===== Data in this exercise =====
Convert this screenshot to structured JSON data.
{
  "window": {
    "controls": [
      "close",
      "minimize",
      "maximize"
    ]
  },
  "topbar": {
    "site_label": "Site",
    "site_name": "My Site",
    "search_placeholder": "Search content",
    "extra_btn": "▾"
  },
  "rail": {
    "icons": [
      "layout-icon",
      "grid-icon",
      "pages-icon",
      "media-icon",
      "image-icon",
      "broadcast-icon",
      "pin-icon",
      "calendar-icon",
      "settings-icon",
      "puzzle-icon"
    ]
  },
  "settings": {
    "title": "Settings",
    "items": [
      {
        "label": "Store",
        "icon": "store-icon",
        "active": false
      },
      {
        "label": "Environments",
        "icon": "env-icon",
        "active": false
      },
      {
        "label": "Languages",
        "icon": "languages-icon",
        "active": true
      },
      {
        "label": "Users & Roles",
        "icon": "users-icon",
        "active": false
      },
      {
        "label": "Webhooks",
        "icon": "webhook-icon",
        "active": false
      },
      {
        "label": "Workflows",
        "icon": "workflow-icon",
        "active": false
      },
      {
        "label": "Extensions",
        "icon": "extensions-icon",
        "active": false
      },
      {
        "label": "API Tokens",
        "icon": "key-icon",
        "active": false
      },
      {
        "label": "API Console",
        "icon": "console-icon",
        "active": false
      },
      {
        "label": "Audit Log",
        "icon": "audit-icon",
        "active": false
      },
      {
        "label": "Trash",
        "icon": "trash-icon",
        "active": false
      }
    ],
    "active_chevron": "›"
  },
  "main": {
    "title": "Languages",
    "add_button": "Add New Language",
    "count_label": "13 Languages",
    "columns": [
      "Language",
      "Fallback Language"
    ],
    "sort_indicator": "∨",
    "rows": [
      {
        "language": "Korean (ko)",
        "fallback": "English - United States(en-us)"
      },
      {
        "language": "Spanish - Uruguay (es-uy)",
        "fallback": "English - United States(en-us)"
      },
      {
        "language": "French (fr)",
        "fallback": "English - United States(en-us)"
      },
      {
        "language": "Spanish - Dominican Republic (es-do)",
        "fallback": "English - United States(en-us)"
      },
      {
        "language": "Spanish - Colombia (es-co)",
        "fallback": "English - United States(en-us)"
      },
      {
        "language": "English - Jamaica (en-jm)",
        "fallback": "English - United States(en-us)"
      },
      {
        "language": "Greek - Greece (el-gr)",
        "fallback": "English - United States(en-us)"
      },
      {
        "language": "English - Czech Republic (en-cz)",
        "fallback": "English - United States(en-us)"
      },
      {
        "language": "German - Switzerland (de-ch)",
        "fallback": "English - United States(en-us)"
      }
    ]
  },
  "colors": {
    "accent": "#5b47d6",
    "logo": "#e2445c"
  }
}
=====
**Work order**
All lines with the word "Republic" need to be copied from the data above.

**Solution to the exercise**
        "language": "Spanish - Dominican Republic (es-do)",
        "language": "English - Czech Republic (en-cz)",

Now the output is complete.